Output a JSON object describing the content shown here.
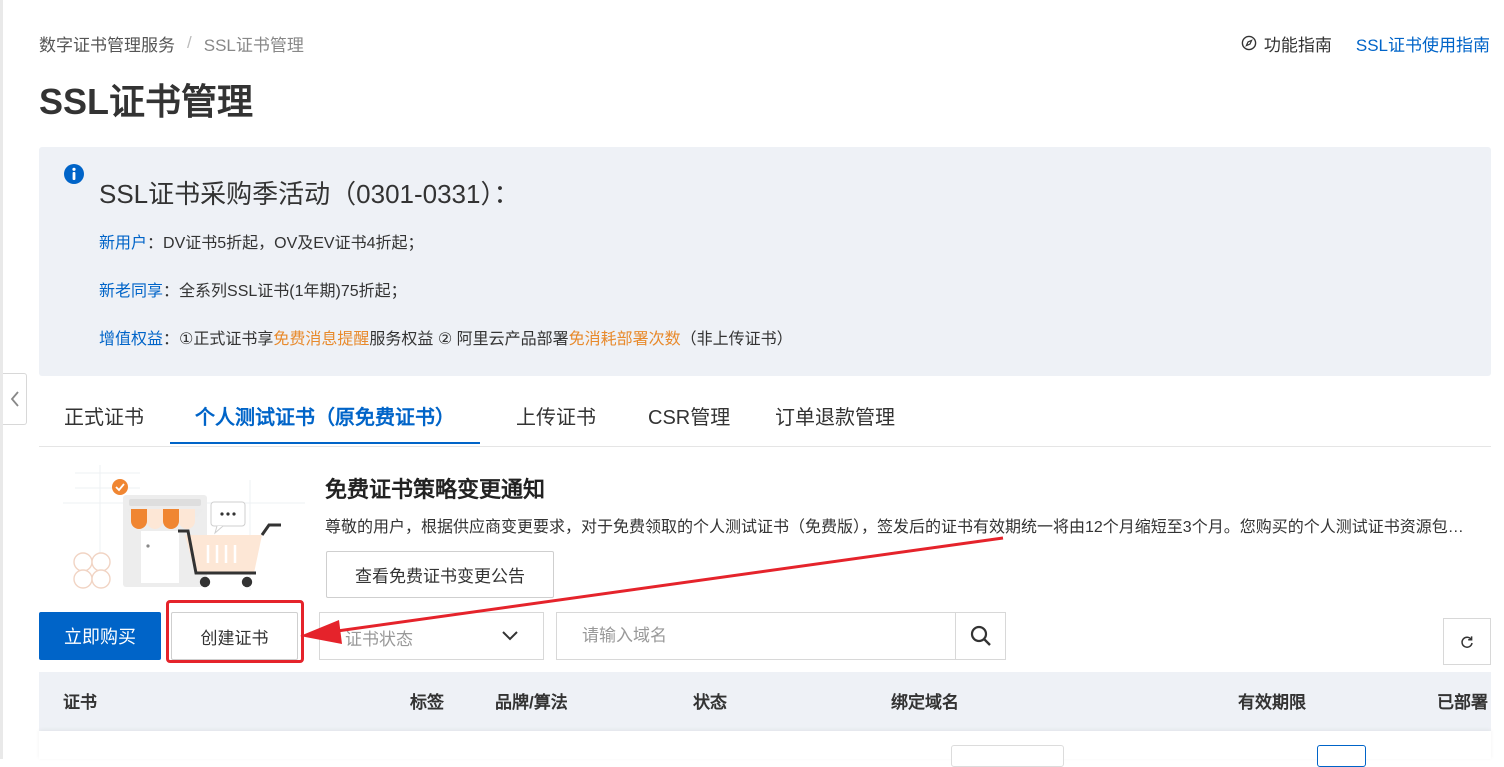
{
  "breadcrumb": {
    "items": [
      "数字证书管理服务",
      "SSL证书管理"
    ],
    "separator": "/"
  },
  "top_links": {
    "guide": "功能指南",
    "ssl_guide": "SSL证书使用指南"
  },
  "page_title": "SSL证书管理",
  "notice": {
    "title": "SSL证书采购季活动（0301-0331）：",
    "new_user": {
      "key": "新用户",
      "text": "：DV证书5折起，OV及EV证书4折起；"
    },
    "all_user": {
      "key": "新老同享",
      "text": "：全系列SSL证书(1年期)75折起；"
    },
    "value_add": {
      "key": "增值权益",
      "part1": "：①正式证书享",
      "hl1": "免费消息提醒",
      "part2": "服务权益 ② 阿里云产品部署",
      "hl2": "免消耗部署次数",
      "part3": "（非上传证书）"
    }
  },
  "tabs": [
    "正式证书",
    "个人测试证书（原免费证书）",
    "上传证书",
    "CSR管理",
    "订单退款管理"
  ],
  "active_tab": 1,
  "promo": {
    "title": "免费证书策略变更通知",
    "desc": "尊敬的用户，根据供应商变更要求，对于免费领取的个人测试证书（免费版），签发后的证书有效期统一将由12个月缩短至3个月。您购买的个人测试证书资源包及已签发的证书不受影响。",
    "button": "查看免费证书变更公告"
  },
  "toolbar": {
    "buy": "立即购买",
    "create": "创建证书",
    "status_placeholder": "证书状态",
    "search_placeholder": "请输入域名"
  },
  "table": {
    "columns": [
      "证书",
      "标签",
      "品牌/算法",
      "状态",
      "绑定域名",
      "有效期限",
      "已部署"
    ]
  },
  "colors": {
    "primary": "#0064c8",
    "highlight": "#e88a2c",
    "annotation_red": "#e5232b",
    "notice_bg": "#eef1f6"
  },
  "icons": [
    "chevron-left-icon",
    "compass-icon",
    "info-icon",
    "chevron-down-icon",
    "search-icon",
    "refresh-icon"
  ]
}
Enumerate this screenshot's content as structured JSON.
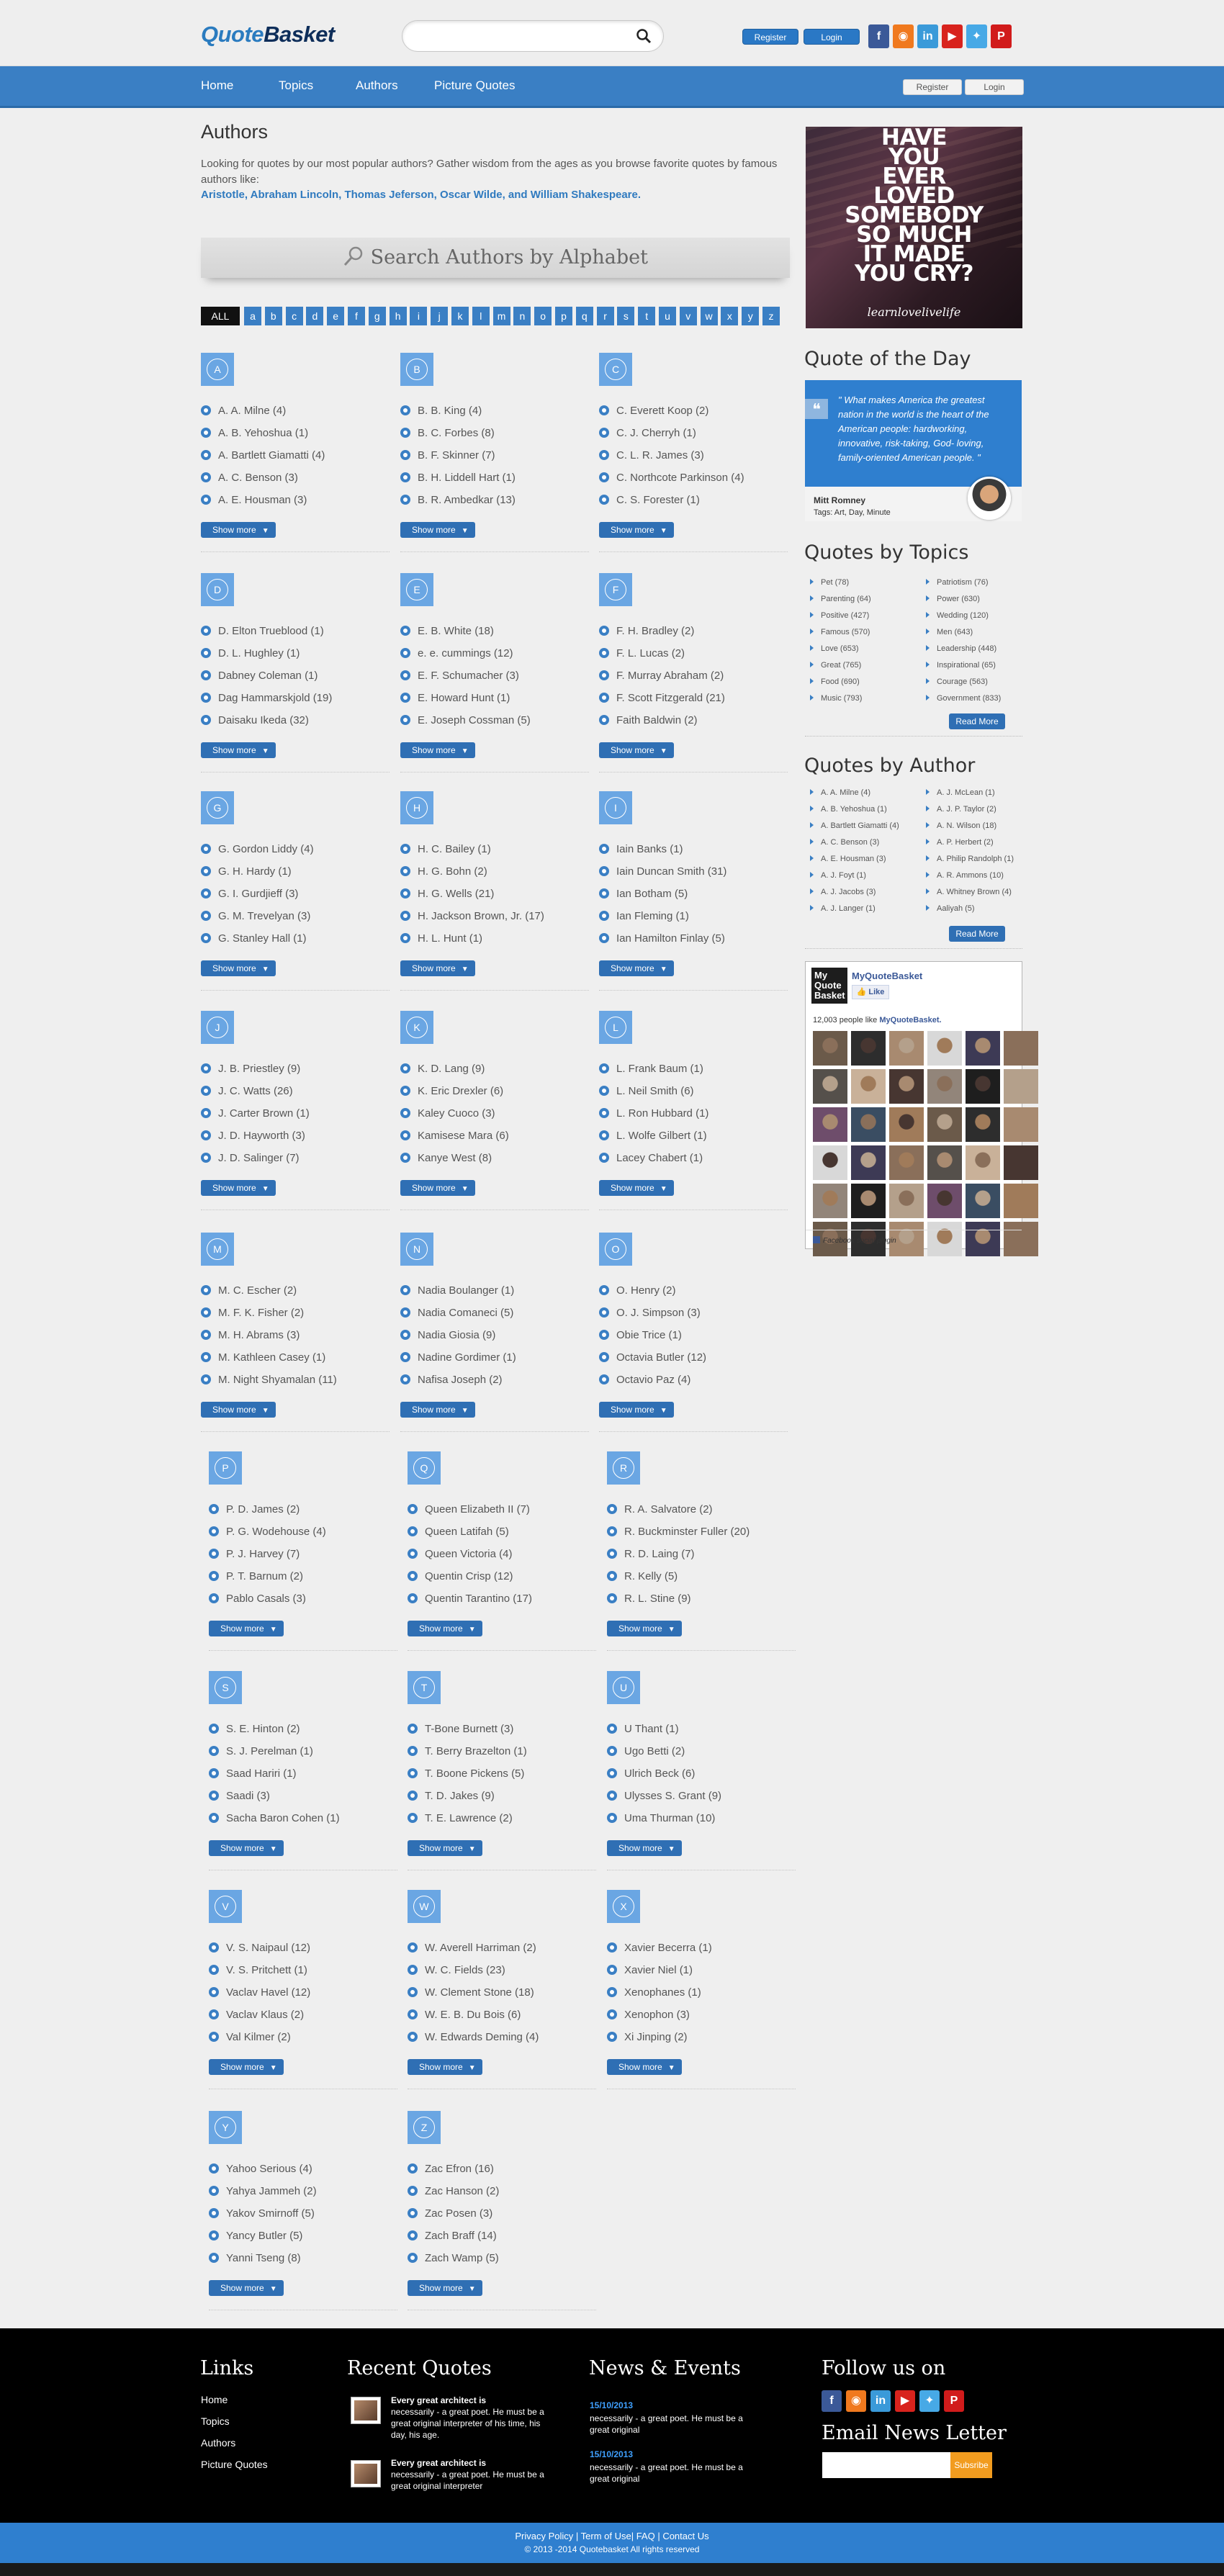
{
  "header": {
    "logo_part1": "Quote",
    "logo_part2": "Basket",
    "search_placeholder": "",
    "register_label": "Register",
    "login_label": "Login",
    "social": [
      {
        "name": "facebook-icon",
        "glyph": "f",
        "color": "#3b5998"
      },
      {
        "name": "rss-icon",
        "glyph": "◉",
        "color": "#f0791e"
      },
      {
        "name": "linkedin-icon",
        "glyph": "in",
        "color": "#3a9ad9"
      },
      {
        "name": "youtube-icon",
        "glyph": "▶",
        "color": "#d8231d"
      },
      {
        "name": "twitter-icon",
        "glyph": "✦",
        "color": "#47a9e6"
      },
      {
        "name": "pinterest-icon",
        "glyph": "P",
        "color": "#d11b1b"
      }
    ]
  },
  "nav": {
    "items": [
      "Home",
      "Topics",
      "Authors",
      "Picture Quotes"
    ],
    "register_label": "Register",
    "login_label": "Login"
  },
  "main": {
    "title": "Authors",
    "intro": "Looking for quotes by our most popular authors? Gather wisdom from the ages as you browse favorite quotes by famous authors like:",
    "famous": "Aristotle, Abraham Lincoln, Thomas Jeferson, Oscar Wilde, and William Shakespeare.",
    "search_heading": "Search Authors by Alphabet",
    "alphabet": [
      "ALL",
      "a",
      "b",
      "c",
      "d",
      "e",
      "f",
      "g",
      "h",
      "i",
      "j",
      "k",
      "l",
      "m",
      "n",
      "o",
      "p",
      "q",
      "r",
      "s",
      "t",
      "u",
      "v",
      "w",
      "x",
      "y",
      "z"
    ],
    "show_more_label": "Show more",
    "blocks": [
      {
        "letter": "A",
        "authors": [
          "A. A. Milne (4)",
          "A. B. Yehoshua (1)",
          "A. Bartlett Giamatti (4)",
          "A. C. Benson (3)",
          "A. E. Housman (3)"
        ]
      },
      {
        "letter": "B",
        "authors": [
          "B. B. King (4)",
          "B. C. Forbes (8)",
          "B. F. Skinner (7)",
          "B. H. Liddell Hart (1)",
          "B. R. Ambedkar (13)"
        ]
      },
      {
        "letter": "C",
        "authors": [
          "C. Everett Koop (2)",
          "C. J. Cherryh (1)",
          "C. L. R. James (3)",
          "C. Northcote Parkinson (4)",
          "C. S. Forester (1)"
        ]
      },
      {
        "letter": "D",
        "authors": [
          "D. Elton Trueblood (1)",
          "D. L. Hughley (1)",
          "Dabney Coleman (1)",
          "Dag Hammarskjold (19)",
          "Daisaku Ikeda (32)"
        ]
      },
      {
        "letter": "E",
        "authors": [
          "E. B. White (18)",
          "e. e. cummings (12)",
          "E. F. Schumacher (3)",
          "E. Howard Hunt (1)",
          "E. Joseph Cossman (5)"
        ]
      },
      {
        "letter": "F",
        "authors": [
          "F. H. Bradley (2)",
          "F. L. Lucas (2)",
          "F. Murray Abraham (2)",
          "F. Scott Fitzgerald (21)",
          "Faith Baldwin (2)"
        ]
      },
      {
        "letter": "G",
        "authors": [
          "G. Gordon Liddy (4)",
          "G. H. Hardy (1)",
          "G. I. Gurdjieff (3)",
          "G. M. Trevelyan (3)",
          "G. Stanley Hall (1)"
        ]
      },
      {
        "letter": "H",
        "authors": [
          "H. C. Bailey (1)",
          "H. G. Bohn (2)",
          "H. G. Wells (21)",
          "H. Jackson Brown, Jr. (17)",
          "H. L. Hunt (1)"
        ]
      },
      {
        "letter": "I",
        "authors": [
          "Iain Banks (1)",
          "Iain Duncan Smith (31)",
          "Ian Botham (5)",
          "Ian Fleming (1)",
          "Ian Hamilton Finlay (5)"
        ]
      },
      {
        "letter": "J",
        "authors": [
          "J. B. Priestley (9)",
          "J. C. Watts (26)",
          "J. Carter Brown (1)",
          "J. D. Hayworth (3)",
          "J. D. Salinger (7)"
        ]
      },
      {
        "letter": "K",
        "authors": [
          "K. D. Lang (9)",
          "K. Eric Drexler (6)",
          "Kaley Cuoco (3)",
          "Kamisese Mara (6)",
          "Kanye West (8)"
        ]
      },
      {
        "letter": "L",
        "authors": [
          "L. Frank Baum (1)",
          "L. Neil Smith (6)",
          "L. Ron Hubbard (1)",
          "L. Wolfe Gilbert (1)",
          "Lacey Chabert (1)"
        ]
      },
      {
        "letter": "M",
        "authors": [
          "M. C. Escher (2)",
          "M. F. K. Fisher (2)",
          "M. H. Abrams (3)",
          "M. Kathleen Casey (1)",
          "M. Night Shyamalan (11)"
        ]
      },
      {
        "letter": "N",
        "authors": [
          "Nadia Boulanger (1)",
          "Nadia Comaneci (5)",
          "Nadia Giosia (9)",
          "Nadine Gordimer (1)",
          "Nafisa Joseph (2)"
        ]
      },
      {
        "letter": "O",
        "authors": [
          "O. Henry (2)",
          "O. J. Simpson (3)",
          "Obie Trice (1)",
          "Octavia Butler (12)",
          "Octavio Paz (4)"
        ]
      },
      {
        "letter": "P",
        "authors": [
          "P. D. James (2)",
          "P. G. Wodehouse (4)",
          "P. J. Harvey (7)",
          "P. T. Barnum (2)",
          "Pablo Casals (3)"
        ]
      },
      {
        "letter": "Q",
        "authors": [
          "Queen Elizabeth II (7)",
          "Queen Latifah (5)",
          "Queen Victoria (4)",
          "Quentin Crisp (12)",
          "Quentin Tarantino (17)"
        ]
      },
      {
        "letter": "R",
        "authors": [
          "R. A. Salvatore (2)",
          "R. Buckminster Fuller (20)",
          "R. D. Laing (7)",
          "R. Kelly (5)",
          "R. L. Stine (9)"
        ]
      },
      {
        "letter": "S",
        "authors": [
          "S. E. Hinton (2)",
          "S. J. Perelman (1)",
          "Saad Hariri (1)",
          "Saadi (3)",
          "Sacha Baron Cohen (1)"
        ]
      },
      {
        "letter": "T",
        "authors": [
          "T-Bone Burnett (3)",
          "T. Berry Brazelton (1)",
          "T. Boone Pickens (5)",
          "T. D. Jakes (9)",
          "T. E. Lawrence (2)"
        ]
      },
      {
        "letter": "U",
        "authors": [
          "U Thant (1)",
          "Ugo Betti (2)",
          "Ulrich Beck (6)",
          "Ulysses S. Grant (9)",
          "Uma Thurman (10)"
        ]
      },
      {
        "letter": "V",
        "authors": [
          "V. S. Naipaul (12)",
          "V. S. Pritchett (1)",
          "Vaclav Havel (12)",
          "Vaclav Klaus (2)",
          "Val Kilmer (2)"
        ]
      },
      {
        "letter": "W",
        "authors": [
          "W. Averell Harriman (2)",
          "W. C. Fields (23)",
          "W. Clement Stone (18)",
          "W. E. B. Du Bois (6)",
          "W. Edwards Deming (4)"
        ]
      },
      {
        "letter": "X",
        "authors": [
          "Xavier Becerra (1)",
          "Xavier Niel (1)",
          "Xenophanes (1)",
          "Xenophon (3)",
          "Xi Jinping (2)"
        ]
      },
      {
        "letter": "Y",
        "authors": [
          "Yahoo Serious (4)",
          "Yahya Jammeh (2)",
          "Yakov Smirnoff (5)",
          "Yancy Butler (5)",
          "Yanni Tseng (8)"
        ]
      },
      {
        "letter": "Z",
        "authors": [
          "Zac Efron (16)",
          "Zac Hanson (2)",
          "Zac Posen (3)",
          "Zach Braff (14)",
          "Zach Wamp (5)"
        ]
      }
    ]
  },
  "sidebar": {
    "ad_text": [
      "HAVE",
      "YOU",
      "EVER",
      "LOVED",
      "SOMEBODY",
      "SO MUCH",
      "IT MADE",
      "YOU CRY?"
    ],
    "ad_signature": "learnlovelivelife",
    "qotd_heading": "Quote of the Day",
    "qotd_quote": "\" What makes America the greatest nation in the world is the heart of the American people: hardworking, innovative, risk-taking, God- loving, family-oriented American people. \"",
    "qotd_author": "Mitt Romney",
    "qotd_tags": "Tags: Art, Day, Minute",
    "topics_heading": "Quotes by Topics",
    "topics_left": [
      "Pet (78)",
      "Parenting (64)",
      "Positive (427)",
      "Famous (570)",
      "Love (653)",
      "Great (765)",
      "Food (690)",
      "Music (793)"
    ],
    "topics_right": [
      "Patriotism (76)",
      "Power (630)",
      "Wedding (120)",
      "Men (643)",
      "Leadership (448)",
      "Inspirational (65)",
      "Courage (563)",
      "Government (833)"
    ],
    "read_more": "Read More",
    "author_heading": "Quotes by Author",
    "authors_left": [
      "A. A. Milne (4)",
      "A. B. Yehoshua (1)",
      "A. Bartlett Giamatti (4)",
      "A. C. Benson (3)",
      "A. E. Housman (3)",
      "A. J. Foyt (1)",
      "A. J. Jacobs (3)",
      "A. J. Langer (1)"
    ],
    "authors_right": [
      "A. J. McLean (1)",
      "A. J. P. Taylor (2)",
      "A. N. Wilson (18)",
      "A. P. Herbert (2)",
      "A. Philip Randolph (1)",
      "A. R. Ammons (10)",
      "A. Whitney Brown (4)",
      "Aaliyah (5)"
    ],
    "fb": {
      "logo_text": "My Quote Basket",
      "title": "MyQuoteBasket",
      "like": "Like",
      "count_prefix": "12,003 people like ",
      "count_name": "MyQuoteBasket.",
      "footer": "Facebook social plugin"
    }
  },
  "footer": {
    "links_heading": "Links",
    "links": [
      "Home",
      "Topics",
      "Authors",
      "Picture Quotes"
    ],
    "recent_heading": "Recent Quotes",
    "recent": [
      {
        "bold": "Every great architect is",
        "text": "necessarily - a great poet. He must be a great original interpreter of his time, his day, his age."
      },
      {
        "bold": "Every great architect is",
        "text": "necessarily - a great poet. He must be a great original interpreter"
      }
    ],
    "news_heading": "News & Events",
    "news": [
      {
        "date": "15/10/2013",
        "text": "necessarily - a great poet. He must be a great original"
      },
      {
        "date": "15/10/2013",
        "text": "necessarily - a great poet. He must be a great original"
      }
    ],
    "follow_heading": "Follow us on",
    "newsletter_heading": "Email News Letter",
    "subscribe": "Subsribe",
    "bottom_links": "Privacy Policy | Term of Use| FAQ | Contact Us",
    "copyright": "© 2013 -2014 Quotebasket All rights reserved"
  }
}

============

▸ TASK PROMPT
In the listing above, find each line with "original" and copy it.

▸ ANSWER BOX
        "text": "necessarily - a great poet. He must be a great original interpreter of his time, his day, his age."
        "text": "necessarily - a great poet. He must be a great original interpreter"
        "text": "necessarily - a great poet. He must be a great original"
        "text": "necessarily - a great poet. He must be a great original"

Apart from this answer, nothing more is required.